U.S. Bid to Build 5G Network Opposed by FCC Head and Wireless Lobby
U.S. regulators and the wireless industry are pushing back against a plan under discussion by the Trump administration to build a secure 5G network, possibly with government control, amid concerns about China and cybersecurity, according to Bloomberg.
The Republican head of the FCC o issued a statement in opposition to any government control, suggesting that the wireless industry is best positioned “to drive innovation and investment.” "I oppose any proposal for the federal government to build and operate a nationwide 5G network,” said Ajit Pai. “Any federal effort to construct a nationalized 5G network would be a costly and counterproductive distraction from the policies we need to help the United States win the 5G future."
The wireless industry also appeared to throw cold water on the plan with a leading trade group whose members include AT&T and Verizon saying it sees a competitive marketplace as the best option for ensuring the U.S. leads in 5G technology. The statements were in response to reports that the Trump administration is in preliminary talks with U.S. and European companies about pushing 5G technology possibly with federal funds. The government aims to decide on a plan by the end of September and build it out over the next few years, said one of the officials.
If the U.S. opts for one secure network rather than multiple systems, the main unresolved questions would be what portion of the project would be taxpayer funded, and whether it would be owned by the government, a private consortium or some combination of public and private entities, one of the officials said. If the federal government directly participates in building a wireless network intended for commercial use, it’d be a departure from the decades-long tradition of auctioning licenses to telecommunications companies to build their own networks.

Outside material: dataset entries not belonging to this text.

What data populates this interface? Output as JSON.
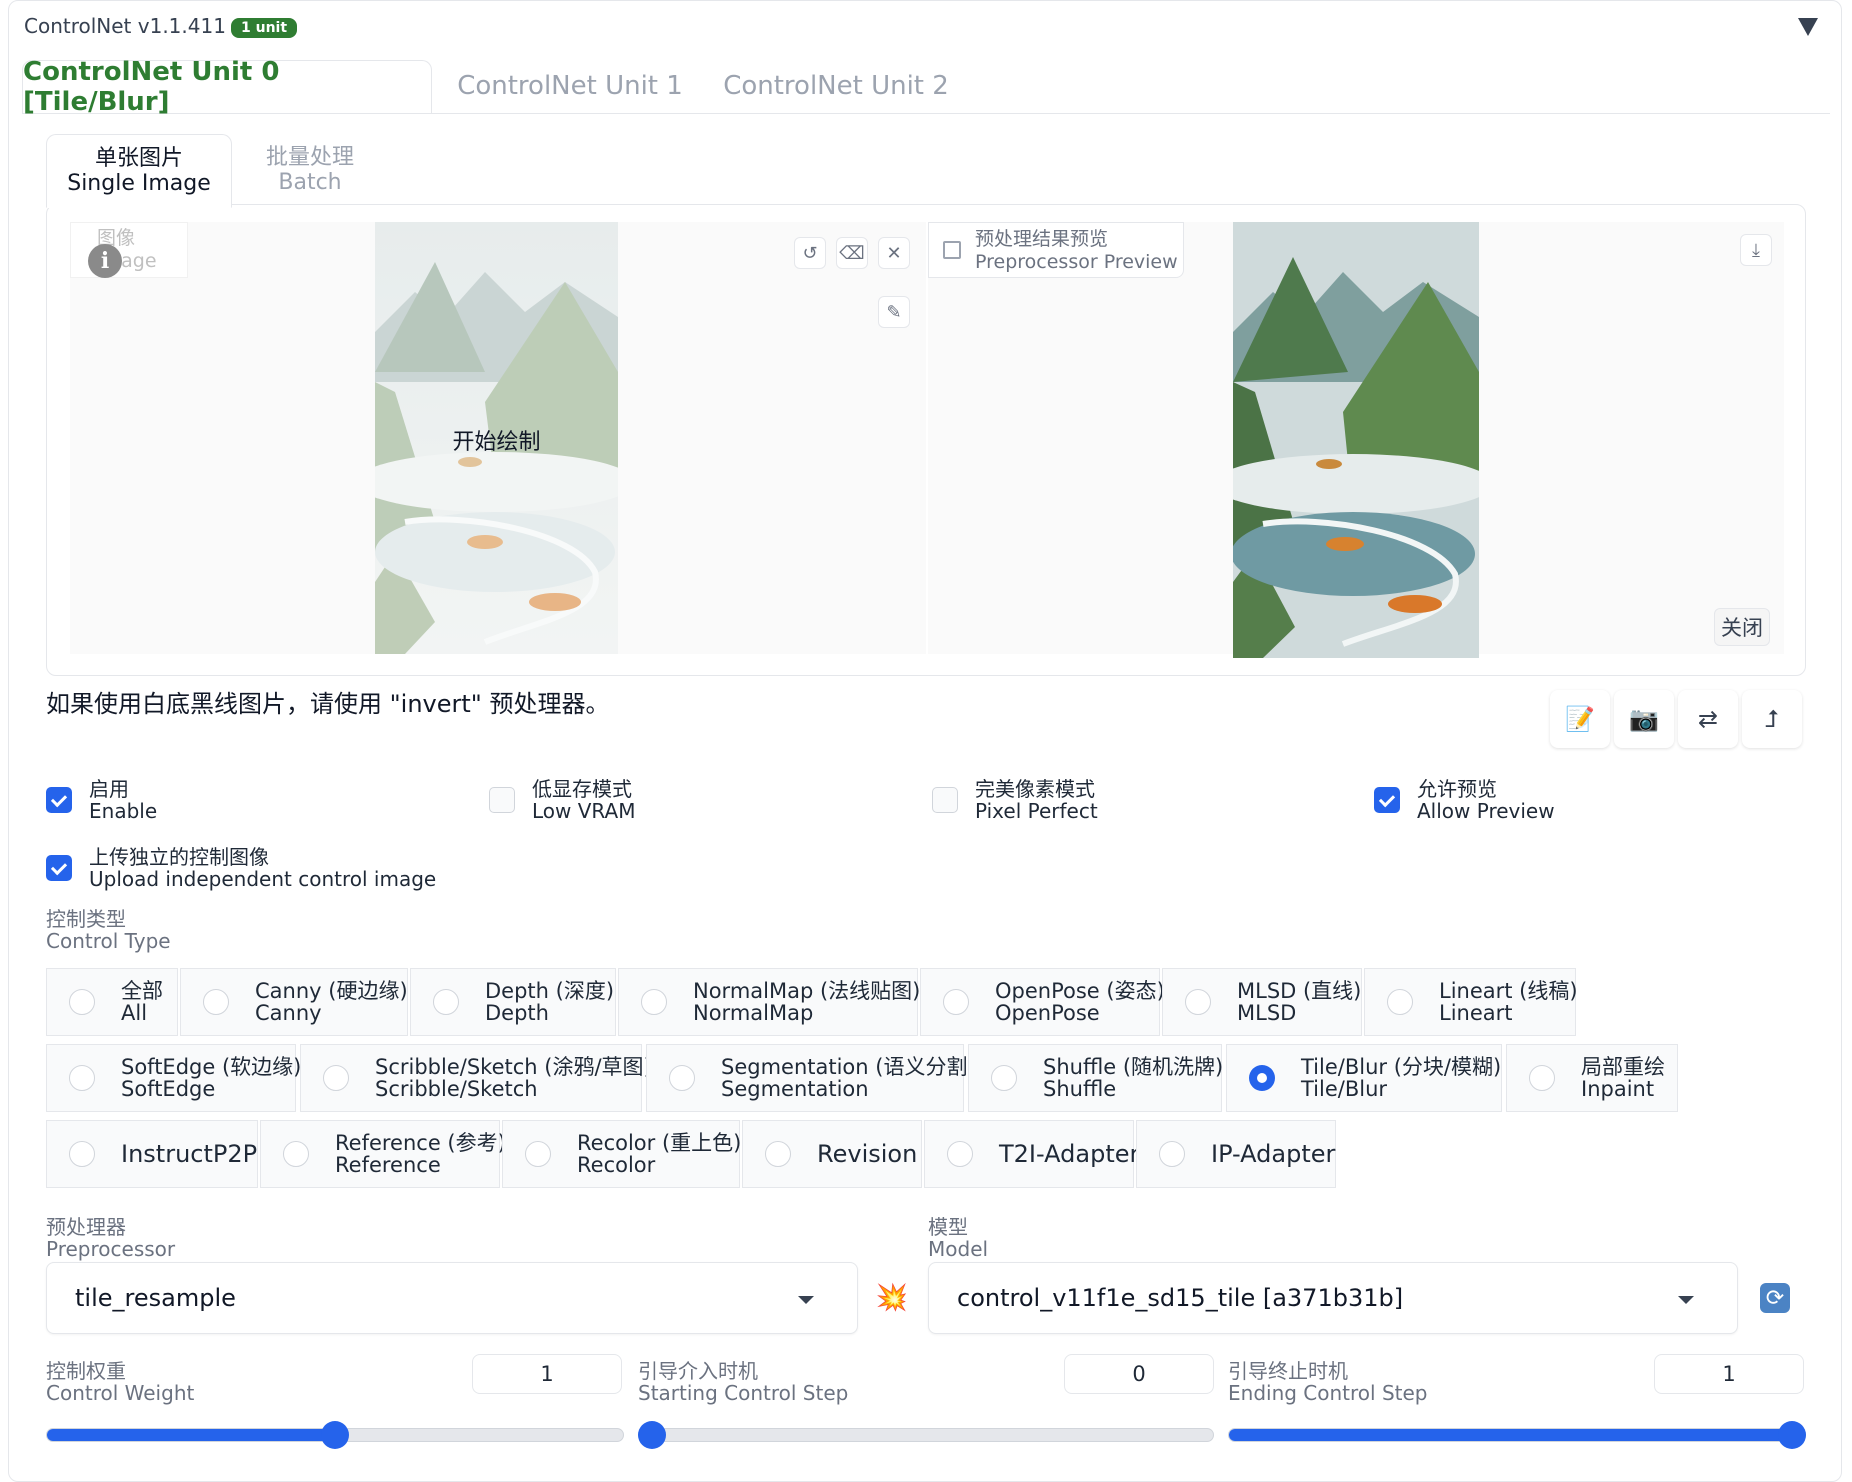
{
  "header": {
    "title": "ControlNet v1.1.411",
    "badge": "1 unit"
  },
  "unit_tabs": [
    "ControlNet Unit 0 [Tile/Blur]",
    "ControlNet Unit 1",
    "ControlNet Unit 2"
  ],
  "sub_tabs": [
    {
      "zh": "单张图片",
      "en": "Single Image"
    },
    {
      "zh": "批量处理",
      "en": "Batch"
    }
  ],
  "image_panel": {
    "label_zh": "图像",
    "label_en": "Image",
    "overlay_text": "开始绘制"
  },
  "preview_panel": {
    "label_zh": "预处理结果预览",
    "label_en": "Preprocessor Preview",
    "close": "关闭"
  },
  "hint": "如果使用白底黑线图片，请使用 \"invert\" 预处理器。",
  "checkboxes": [
    {
      "zh": "启用",
      "en": "Enable",
      "checked": true
    },
    {
      "zh": "低显存模式",
      "en": "Low VRAM",
      "checked": false
    },
    {
      "zh": "完美像素模式",
      "en": "Pixel Perfect",
      "checked": false
    },
    {
      "zh": "允许预览",
      "en": "Allow Preview",
      "checked": true
    },
    {
      "zh": "上传独立的控制图像",
      "en": "Upload independent control image",
      "checked": true
    }
  ],
  "control_type": {
    "label_zh": "控制类型",
    "label_en": "Control Type",
    "options": [
      {
        "a": "全部",
        "b": "All"
      },
      {
        "a": "Canny (硬边缘)",
        "b": "Canny"
      },
      {
        "a": "Depth (深度)",
        "b": "Depth"
      },
      {
        "a": "NormalMap (法线贴图)",
        "b": "NormalMap"
      },
      {
        "a": "OpenPose (姿态)",
        "b": "OpenPose"
      },
      {
        "a": "MLSD (直线)",
        "b": "MLSD"
      },
      {
        "a": "Lineart (线稿)",
        "b": "Lineart"
      },
      {
        "a": "SoftEdge (软边缘)",
        "b": "SoftEdge"
      },
      {
        "a": "Scribble/Sketch (涂鸦/草图)",
        "b": "Scribble/Sketch"
      },
      {
        "a": "Segmentation (语义分割)",
        "b": "Segmentation"
      },
      {
        "a": "Shuffle (随机洗牌)",
        "b": "Shuffle"
      },
      {
        "a": "Tile/Blur (分块/模糊)",
        "b": "Tile/Blur"
      },
      {
        "a": "局部重绘",
        "b": "Inpaint"
      },
      {
        "a": "InstructP2P"
      },
      {
        "a": "Reference (参考)",
        "b": "Reference"
      },
      {
        "a": "Recolor (重上色)",
        "b": "Recolor"
      },
      {
        "a": "Revision"
      },
      {
        "a": "T2I-Adapter"
      },
      {
        "a": "IP-Adapter"
      }
    ],
    "selected": "Tile/Blur"
  },
  "preprocessor": {
    "label_zh": "预处理器",
    "label_en": "Preprocessor",
    "value": "tile_resample"
  },
  "model": {
    "label_zh": "模型",
    "label_en": "Model",
    "value": "control_v11f1e_sd15_tile [a371b31b]"
  },
  "sliders": [
    {
      "zh": "控制权重",
      "en": "Control Weight",
      "value": "1",
      "fraction": 0.5
    },
    {
      "zh": "引导介入时机",
      "en": "Starting Control Step",
      "value": "0",
      "fraction": 0.0
    },
    {
      "zh": "引导终止时机",
      "en": "Ending Control Step",
      "value": "1",
      "fraction": 1.0
    }
  ],
  "icons": {
    "undo": "undo-icon",
    "eraser": "eraser-icon",
    "close": "close-icon",
    "brush": "brush-icon",
    "download": "download-icon",
    "image": "image-icon",
    "info": "info-icon",
    "edit": "edit-icon",
    "camera": "camera-icon",
    "swap": "swap-icon",
    "upload": "upload-arrow-icon",
    "run": "run-preprocessor-icon",
    "refresh": "refresh-icon"
  }
}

U.S. lawmakers have sounded alarms about the growing power of Huawei, the Chinese network equipment maker that’s expanded its market share around the globe, with its products operating networks in Europe and Latin America. A government-backed plan to accelerate the development of 5G in the U.S. would require support from Huawei’s top rivals, such as Nokia and Ericsson.